Restaurant pictures courtesy various posters at Yelp.com
Written by Tom Becham for Professor Goodales
When a friend calls you and says, “I’m booking a week in my time share on Maui. If you and your wife can meet me there, you’ll have a place to stay,” what do you say? You bloody well say “YES!”
That’s how Kim and I came to be on Maui very recently, and visit the Maui Brewing restaurant and pub.
I really wanted to love Maui Brewing. I wanted to title this piece something like “Heavenly Beers in Paradise”. I mean, how could you be on Maui and not be incredibly positive about everything? Continue reading “Maui Brewing”
Part of the beauty that lies in beer is the discovery. There are a plethora of styles, a barrage of nuances,and a myriad of contexts in which to discover the king of beverages. When the would-be beer drinker starts the quest of exploring a fresh world of beer, it seems as though the sky is the limit. Bottles are purchased, locations are scouted, rumors of rare bottles become fictive hopes…

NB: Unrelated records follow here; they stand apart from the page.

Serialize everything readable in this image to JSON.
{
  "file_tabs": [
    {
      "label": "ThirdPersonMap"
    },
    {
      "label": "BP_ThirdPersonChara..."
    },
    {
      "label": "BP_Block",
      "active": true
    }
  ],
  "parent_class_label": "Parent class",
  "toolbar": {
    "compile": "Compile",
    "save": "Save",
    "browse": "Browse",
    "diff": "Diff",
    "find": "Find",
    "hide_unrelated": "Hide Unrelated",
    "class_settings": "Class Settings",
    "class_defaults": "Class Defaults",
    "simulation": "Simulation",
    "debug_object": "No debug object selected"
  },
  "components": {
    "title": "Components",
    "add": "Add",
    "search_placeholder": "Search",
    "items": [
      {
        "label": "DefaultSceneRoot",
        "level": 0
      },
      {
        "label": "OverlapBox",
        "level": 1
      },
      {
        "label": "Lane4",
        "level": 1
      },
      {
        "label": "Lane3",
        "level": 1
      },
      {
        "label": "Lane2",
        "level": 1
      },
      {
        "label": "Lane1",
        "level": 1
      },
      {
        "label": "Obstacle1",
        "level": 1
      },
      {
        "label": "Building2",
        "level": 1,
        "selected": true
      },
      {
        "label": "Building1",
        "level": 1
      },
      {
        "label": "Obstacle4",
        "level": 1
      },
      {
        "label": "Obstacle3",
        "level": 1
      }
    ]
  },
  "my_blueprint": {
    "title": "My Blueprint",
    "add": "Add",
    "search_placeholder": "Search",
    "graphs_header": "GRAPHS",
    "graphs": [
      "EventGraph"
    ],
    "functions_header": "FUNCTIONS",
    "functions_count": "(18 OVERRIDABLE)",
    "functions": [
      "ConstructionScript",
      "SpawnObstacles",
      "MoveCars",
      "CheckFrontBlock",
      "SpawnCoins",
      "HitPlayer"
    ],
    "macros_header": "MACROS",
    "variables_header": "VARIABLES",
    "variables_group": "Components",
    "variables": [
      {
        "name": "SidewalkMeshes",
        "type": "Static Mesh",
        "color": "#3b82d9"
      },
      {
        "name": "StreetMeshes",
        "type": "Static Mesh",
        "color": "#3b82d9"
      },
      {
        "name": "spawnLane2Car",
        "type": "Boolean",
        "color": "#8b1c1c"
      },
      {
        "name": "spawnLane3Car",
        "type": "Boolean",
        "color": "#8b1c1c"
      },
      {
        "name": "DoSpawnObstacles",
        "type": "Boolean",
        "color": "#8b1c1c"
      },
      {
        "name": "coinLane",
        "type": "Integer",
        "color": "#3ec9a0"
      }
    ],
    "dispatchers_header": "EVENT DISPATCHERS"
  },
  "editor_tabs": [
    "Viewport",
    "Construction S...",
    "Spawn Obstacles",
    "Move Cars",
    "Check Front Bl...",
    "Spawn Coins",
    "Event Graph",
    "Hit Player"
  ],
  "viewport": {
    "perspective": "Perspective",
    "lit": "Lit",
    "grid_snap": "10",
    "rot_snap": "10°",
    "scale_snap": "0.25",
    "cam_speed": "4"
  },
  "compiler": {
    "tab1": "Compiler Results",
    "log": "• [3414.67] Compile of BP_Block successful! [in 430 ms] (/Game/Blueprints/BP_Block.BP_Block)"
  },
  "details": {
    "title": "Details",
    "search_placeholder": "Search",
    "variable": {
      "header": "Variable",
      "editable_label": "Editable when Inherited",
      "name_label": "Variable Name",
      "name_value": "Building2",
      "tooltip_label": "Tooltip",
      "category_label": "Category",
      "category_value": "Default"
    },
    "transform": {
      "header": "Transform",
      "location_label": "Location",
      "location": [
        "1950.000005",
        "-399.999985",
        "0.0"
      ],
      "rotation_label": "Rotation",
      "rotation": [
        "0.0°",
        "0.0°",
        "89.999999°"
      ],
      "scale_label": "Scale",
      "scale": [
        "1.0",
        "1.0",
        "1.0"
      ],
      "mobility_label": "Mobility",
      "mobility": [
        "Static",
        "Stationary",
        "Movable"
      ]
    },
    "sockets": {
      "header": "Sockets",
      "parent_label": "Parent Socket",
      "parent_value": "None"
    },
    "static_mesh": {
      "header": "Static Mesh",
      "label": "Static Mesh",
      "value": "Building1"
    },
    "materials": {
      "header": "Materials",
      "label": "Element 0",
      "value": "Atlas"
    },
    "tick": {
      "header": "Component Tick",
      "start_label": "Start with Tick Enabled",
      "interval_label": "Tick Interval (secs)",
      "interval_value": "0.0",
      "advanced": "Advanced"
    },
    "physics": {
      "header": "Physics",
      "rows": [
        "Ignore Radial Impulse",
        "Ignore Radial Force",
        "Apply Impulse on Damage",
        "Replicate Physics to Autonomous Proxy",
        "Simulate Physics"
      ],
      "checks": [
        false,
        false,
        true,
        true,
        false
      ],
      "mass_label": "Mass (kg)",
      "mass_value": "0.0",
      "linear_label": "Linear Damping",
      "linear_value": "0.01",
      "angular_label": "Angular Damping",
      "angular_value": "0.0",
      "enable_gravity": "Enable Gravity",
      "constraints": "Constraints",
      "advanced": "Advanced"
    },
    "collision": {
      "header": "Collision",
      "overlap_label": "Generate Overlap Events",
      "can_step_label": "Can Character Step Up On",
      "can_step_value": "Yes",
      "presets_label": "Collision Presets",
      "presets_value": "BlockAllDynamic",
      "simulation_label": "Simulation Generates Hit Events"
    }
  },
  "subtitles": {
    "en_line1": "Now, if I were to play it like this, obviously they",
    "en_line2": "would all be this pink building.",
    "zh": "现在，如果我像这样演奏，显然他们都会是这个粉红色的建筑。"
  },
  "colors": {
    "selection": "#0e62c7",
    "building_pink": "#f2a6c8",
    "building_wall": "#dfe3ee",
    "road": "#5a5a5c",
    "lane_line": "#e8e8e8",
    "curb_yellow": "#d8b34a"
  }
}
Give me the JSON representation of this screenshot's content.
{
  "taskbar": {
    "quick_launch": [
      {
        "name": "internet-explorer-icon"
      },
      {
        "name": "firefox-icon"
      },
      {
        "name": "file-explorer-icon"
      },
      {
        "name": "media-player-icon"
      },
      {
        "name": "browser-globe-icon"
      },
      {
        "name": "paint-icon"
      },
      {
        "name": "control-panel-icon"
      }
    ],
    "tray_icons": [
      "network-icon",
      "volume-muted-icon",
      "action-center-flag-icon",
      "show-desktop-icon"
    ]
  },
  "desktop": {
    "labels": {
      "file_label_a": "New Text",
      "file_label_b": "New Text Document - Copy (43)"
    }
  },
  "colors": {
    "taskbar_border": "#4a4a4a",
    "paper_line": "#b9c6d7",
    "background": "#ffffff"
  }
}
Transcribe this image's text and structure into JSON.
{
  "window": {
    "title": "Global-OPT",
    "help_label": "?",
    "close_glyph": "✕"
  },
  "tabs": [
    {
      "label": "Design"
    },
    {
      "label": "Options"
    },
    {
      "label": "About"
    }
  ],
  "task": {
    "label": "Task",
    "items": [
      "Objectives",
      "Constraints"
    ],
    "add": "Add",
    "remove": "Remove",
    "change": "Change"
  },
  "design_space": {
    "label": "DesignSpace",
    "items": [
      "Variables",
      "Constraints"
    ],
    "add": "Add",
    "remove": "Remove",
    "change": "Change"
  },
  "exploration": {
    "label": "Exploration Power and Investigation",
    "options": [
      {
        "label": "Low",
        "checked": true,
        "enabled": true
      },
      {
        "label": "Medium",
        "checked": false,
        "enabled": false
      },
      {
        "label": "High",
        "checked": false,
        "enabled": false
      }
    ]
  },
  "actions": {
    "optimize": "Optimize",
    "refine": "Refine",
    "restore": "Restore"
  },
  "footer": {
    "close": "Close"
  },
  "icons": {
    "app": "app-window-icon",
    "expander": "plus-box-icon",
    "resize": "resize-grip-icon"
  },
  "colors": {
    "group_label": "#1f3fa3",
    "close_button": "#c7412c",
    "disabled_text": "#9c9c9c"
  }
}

And then it happens.
One day, the beer drinker becomes aware that the thrill for discovery is a little less thrilling. Searching for the rare bottle takes a back seat. The 100 tap handles do not seem as awe inspiring. As Scott from Manland once told me, the kid in the candy store feeling is not there any more.
Written by Andy Ingram for The Republic and azcentral.com
I’m not very technically savvy, so when things go a little haywire, like an iPhone or my son’s Xbox, it’s nice to push reset and start over.
It seems to me that this is happening with craft beer as well. And, although I like the experimental and the crazy, it’s nice to see some brewers hit the reset button and get back to what started this whole beer revolution: clean, lower-alcohol, session beer.
There’s been a little spat on the beer-geek blogs and websites about what exactly is a session beer. These folks tend to have an insatiable desire to label and categorize, to micromanage with specific alcohol ranges and distinct flavor profiles.